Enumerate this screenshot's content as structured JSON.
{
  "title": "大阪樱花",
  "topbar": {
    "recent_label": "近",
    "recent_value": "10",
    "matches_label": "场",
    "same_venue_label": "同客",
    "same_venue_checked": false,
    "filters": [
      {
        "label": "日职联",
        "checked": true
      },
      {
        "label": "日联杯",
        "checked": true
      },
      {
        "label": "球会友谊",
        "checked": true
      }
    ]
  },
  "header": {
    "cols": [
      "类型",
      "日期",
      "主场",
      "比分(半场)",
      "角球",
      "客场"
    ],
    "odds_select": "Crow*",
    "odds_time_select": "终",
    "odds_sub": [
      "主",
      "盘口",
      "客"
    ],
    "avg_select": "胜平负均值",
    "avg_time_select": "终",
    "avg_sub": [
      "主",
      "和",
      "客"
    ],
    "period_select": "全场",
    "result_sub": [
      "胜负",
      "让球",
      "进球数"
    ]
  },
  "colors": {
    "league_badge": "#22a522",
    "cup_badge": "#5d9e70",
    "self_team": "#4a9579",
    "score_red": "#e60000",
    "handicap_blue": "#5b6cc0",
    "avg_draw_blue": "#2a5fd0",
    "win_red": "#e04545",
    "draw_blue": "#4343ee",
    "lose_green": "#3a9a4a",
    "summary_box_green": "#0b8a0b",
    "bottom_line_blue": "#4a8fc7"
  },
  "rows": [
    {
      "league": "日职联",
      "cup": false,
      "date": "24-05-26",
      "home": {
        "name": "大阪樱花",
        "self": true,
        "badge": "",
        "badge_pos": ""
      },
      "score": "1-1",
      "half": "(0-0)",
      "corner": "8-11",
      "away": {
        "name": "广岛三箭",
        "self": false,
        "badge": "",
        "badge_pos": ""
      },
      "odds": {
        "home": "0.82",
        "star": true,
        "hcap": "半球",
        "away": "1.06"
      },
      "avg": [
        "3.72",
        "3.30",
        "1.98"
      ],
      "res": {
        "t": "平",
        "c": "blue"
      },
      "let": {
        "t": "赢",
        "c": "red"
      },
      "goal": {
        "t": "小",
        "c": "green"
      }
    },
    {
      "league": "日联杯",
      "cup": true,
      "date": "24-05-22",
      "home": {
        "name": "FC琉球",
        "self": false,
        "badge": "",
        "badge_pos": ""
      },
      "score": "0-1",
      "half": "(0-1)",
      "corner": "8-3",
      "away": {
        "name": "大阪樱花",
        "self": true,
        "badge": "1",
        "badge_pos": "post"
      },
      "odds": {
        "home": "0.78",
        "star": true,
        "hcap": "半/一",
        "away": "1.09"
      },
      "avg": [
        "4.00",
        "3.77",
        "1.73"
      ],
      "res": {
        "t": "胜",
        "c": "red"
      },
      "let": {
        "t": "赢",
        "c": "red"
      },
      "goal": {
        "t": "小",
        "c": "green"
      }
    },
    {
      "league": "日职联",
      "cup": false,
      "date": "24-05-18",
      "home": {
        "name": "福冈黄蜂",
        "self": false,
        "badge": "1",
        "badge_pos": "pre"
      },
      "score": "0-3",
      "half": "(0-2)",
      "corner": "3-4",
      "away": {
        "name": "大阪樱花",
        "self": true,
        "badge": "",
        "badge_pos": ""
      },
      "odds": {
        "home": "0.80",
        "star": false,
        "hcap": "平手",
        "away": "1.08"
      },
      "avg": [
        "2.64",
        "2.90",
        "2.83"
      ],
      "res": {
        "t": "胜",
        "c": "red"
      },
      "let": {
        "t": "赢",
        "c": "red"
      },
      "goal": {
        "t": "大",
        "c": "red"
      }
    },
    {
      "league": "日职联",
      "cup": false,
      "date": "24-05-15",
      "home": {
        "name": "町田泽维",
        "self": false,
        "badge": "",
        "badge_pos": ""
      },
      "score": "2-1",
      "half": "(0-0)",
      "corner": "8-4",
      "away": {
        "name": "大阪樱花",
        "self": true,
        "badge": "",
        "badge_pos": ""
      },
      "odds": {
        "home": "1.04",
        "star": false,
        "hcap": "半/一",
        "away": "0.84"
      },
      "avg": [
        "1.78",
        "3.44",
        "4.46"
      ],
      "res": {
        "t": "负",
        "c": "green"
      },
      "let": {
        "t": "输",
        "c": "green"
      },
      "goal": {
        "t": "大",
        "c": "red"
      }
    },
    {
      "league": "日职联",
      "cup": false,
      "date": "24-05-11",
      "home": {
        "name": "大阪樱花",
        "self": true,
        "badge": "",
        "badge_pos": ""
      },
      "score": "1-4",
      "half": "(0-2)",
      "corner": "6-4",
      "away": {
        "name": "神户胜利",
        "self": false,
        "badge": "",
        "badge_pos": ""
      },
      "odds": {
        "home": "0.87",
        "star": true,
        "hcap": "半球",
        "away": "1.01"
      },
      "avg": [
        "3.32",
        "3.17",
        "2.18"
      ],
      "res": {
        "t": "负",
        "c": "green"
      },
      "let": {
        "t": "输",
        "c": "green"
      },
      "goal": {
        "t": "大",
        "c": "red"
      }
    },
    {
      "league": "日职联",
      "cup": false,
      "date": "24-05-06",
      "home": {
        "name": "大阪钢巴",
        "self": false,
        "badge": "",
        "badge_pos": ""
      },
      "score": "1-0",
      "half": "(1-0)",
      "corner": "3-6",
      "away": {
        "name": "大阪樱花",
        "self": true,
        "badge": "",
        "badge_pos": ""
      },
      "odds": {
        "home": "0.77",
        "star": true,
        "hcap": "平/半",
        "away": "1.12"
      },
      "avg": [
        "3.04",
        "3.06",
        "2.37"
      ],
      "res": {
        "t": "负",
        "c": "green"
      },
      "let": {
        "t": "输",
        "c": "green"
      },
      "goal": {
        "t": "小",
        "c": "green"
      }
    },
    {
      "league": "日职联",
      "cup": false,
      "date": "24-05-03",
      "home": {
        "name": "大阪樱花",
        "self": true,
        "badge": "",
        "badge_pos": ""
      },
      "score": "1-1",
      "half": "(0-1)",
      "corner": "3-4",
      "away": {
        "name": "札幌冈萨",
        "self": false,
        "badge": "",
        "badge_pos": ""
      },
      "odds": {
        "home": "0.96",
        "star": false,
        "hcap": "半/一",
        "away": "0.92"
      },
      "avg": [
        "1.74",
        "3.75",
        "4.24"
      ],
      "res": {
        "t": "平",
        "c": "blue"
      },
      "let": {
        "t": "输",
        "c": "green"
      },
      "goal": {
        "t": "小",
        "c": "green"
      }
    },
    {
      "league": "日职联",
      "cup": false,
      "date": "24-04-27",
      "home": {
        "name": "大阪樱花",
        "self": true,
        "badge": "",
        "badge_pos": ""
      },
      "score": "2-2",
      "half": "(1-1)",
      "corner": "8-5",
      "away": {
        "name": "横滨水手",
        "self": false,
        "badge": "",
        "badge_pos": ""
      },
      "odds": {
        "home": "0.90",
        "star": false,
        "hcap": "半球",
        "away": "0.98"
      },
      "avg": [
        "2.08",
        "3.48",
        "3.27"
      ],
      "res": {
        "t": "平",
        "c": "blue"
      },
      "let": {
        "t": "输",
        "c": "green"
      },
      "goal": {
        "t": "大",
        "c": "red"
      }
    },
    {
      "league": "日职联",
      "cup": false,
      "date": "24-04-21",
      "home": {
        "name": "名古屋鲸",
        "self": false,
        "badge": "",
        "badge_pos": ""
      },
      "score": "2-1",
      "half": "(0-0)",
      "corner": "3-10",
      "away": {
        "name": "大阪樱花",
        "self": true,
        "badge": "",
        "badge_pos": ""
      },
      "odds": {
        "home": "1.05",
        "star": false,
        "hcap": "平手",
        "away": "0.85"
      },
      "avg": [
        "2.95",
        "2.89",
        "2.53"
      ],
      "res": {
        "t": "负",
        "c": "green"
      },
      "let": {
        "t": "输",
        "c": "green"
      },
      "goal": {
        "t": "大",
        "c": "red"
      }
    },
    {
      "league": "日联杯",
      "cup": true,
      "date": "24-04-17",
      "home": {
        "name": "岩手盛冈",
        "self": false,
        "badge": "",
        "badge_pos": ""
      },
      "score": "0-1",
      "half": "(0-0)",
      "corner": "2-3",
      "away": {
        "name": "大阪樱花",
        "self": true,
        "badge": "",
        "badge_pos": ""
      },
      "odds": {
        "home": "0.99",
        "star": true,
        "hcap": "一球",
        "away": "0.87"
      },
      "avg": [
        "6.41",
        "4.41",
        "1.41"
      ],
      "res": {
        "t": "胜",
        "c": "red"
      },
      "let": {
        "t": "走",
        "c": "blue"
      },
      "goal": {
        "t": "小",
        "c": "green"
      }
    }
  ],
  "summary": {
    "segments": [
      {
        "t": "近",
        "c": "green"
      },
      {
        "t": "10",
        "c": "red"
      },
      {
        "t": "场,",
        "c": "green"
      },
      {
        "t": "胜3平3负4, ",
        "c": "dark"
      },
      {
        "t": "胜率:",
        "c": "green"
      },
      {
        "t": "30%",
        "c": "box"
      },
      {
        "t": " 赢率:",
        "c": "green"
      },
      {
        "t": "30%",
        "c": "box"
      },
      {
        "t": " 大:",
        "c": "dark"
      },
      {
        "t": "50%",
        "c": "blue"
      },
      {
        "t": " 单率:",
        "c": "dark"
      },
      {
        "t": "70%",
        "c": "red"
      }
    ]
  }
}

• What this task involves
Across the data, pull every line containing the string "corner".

• Response
      "corner": "8-11",
      "corner": "8-3",
      "corner": "3-4",
      "corner": "8-4",
      "corner": "6-4",
      "corner": "3-6",
      "corner": "3-4",
      "corner": "8-5",
      "corner": "3-10",
      "corner": "2-3",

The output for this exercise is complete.